Roush Review: Women Rule in 'Godless,' a Heaven-Sent Western, and Spike Lee's 'She's Gotta Have It'
I’ve lost count of how many times I get asked what ever became of the TV Western. With rare exceptions (AMC’s The Son, Netflix’s modern-day Longmire), it’s a genre almost lost to memory, although every so often one rears its epic head to remind us how satisfying and entertaining they can be.
Anyone pining for an honest-to-God Western with vividly mythic characters, soaring vistas and thrilling showdowns will find the seven episodes of Godless a heaven-sent, rip-roaring Thanksgiving-week feast. Not since Lonesome Dove have I had such a good time cheering on—and worrying over—such an engaging gallery of heroes. And how I wish Dove’s randy Gus McCrae (the iconic Robert Duvall character) could have met the ladies of La Belle.
Set in an 1880s New Mexico mining town populated almost entirely by widows who lost their mates in a mining accident two years earlier, Godless puts these pioneer women of La Belle on a collision course with calamity. The catalyst: a soft-spoken gunman who lopes onto the ranch of fiercely independent Alice Fletcher (Good Behavior’s busy and versatile Michelle Dockery). He might as well call himself Shane—after the 1953 Alan Ladd classic—but his name is Roy Goode (a charismatic Jack O’Connell), a lonely and illiterate escapee from the outlaw posse of grizzled zealot Frank Griffin (a fearsome and deliciously scenery-chewing Jeff Daniels).

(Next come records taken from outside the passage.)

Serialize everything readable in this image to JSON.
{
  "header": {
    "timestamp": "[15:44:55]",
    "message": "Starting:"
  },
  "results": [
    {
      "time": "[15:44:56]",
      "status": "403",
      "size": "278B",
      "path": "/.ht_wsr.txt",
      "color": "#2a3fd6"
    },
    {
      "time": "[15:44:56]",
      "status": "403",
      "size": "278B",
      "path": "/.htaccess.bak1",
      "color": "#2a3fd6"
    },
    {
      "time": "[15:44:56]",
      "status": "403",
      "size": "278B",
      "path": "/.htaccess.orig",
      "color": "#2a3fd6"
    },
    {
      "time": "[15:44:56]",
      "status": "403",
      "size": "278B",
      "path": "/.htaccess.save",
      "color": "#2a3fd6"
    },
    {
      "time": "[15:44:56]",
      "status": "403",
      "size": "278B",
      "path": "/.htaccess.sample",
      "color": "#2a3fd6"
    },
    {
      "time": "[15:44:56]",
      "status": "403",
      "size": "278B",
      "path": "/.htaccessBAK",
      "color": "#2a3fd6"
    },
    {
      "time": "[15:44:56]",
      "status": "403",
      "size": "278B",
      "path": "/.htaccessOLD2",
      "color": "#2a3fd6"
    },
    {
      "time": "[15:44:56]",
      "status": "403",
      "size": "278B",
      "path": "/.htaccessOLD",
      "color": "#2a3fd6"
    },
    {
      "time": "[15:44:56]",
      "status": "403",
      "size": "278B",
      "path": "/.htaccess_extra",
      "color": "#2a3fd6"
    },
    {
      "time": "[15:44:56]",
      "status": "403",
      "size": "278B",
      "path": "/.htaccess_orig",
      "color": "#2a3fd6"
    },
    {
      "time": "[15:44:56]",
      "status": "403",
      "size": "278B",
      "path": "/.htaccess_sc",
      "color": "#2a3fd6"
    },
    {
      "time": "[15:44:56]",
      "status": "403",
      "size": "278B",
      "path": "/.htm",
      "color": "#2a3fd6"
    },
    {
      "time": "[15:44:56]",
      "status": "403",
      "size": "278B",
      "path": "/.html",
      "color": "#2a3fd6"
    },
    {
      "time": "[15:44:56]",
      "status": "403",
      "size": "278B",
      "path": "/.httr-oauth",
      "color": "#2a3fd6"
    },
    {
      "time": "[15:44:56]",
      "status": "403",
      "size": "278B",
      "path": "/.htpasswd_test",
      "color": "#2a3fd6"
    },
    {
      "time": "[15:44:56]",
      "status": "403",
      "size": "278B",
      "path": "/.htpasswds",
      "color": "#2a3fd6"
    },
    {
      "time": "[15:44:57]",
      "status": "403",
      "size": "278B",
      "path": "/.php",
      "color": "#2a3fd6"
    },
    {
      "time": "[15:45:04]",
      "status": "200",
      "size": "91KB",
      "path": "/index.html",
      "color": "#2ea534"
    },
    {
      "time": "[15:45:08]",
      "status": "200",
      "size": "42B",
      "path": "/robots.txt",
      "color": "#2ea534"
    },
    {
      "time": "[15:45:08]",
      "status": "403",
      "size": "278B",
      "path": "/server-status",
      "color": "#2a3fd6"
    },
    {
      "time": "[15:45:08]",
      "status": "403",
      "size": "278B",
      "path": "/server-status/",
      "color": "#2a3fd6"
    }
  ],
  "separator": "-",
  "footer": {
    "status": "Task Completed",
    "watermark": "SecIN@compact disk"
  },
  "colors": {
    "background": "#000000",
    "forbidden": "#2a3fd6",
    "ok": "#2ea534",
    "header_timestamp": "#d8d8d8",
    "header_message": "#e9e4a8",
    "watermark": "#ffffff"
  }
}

As we wait with increasing trepidation for Griffin’s scorched-earth crusade of revenge to reach La Belle, writer-director Scott Frank immerses us in the daily rhythms of Alice, Roy and so many others. Nurse Jackie’s Merritt Wever is wonderful as tough-talking Mary Agnes, who’s got a soft spot for the family of her widowed brother, shambling sad-sack Sheriff Bill McNue, played by Scoot McNairy (Halt and Catch Fire) with a Tom Hanks–like quality of forlorn honor.
At times overstuffed, with perhaps a few too many subplots of forbidden romances, and underdeveloped when it comes to the nearby town of Blackdom and its freed blacks, including former Buffalo Soldiers, Godless is a triumph when it comes to action and suspense. It builds to a climactic and savage pre-feminist shoot-out with shotgun-toting females. They're a wild bunch Sam Peckinpah would applaud—as will any true Western fan.
Godless, Series Premiere, Wednesday, Nov. 22, Netflix
Nola Darling is way too much for one man—which helps explain why she’s juggling three of them (and one woman) all on her own terms. The proud, defiant Brooklyn artist who narrates much of her story from her well-traveled bed will be familiar to fans of Spike Lee’s 1986 debut feature, updated to our hashtag culture and expanded into a sexy, stylish 10-part series.
DeWanda Wise is stunning as the mercurial and deeply passionate Nola, a movie buff whose aesthetic focus is “the free black female form.” An entire episode, the best of this first season (written by Pulitzer Prize-winning playwright Lynn Nottage), is devoted to her pride and ambivalence about cloaking her own form in a sexy black dress that ends up putting her on the defensive. Her goal is to be a free, independent—and in the best of all possible worlds, economically self-sustaining—spirit, which makes her a mystery and a challenge to the men in her life, all well-played: narcissistic Greer (Cleo Anthony), prosperous and married Jaime (Lyriq Bent), and funky Mars (Anthony Ramos as the Spike Lee alter ego).
Creator-director Lee lovingly wraps Nola in a visual and musical valentine to a gentrifying Fort Greene, with soundtrack albums helpfully flashing onscreen. Even when it gets preachy and repetitious, this is a gorgeous character study. #YouGottaWatchIt
She’s Gotta Have It, Series Premiere, Thursday, Nov. 23, Netflix
This article also appeared in the Nov. 13 - Nov. 26 issue of TV Guide Magazine.